>>
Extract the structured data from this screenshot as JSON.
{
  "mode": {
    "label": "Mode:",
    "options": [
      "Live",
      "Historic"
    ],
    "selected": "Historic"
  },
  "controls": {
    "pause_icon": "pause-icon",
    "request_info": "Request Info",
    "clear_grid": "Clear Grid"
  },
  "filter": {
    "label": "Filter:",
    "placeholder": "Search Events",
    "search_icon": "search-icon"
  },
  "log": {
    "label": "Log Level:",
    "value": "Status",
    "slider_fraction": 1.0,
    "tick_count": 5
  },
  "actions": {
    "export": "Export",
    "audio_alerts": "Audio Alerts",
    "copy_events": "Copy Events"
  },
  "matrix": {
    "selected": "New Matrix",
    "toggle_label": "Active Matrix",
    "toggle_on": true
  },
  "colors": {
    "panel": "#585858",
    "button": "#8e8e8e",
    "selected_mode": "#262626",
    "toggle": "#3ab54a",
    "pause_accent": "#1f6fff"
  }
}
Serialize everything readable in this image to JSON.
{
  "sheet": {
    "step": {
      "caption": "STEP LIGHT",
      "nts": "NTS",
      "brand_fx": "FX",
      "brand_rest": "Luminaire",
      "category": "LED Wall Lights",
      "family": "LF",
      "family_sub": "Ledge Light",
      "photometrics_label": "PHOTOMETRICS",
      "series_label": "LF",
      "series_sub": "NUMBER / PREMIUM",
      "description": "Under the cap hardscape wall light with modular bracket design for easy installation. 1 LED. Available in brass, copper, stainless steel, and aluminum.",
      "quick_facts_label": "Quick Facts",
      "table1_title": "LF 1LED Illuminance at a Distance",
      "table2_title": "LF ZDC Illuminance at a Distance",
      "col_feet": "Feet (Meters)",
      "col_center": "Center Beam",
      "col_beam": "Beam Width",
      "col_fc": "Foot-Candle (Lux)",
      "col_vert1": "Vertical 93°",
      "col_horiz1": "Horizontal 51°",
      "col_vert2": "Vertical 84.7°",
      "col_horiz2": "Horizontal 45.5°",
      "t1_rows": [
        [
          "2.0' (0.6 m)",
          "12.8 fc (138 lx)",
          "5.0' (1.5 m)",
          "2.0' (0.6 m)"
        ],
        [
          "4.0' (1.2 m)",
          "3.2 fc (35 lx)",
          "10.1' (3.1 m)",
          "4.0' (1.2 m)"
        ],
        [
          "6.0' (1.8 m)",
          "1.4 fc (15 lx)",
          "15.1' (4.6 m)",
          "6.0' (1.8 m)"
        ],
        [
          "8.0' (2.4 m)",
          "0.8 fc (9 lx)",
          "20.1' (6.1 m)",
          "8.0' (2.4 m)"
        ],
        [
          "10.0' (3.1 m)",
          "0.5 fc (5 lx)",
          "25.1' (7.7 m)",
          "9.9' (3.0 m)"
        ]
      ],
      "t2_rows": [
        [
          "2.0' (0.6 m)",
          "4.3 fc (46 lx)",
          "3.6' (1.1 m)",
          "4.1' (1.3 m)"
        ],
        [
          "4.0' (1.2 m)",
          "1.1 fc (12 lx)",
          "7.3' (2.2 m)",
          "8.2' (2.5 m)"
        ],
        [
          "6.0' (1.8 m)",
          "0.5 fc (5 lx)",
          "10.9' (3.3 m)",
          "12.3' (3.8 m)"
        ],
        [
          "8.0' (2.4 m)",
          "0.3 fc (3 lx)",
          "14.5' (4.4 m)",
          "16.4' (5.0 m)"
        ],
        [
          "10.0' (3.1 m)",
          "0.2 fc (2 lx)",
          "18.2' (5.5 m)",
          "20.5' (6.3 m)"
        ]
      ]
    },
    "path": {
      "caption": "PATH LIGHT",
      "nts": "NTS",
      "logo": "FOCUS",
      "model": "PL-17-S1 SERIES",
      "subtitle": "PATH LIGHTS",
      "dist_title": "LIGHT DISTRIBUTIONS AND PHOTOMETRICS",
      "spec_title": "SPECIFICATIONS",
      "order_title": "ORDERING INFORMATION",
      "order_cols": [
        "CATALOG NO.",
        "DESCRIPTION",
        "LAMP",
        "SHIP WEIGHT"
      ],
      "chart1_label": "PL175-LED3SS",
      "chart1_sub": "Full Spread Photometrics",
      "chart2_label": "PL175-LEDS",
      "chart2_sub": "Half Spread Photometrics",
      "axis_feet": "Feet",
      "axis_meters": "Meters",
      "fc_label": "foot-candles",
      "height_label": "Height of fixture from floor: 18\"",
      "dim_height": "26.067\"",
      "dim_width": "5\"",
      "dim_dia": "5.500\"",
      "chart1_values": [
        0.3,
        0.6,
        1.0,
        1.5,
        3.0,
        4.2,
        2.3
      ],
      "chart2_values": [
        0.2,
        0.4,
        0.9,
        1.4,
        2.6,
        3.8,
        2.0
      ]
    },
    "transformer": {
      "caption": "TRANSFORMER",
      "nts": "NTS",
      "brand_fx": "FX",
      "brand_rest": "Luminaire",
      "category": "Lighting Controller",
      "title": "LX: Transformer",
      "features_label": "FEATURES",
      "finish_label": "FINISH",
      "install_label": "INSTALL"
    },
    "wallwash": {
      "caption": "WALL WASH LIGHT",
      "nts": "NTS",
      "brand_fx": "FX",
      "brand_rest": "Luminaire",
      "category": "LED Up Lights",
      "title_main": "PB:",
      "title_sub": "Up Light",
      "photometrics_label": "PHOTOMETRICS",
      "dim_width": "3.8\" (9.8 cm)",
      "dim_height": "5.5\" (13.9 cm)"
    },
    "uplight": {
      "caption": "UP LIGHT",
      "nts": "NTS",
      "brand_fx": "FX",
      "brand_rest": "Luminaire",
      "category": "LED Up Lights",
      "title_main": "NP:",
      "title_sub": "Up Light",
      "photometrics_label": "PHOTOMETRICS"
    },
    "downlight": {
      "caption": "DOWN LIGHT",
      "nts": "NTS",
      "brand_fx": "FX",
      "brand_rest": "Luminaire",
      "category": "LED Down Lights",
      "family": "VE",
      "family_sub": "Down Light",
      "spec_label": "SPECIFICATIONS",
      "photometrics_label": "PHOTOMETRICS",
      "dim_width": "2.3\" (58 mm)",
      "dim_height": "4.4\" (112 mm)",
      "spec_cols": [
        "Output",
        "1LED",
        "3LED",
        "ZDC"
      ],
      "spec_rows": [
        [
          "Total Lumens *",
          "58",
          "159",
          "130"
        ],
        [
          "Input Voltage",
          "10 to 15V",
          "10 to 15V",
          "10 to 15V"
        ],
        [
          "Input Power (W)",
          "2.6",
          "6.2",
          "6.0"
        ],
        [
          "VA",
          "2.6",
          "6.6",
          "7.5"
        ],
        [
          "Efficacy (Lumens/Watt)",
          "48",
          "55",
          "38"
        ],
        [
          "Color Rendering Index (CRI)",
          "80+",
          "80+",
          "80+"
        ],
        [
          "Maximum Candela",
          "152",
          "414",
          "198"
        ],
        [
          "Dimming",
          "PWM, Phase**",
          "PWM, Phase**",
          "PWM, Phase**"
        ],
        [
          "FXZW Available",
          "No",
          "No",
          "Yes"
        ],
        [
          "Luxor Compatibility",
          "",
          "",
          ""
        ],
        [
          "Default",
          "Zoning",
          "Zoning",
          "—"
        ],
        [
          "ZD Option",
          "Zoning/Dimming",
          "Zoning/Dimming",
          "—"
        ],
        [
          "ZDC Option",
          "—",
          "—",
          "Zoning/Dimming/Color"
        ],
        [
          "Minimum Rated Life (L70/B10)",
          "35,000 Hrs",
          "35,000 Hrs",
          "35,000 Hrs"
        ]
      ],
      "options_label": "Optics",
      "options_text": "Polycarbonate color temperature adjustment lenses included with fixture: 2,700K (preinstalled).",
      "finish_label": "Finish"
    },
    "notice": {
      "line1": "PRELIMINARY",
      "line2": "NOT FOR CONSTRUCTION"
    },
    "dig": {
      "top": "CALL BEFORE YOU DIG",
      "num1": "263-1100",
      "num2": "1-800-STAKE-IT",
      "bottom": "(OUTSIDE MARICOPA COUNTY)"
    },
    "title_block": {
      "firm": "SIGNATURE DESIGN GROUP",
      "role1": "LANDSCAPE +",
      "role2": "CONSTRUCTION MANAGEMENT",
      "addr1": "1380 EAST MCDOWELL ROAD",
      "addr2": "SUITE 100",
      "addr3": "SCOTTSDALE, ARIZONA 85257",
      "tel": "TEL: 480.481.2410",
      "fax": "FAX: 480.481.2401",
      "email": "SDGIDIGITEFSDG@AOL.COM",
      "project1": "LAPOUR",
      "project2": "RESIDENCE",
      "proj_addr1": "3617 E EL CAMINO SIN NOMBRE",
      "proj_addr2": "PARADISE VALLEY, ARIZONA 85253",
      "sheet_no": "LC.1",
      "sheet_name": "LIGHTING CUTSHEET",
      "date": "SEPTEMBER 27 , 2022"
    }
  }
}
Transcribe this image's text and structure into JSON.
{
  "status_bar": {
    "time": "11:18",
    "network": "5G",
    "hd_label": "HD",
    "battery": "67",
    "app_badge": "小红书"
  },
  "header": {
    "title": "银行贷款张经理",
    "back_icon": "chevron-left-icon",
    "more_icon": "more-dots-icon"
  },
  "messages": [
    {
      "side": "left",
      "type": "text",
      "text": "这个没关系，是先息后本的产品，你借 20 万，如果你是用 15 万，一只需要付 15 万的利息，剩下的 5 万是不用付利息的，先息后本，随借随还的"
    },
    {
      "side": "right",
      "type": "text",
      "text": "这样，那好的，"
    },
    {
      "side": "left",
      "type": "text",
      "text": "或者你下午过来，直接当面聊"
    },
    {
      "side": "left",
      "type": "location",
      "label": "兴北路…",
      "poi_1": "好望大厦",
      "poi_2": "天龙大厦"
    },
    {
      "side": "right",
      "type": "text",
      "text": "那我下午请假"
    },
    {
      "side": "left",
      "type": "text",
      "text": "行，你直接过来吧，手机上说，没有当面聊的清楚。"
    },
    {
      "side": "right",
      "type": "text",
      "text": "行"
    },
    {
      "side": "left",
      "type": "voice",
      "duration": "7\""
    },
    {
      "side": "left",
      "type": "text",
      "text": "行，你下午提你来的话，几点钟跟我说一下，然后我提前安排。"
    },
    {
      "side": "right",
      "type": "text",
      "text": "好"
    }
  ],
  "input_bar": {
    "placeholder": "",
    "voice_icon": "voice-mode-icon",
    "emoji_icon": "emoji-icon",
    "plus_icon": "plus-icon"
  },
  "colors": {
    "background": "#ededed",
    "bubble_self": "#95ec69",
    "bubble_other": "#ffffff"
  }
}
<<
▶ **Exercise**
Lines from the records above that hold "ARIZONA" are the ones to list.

▶ **Solution for this problem**
      "addr3": "SCOTTSDALE, ARIZONA 85257",
      "proj_addr2": "PARADISE VALLEY, ARIZONA 85253",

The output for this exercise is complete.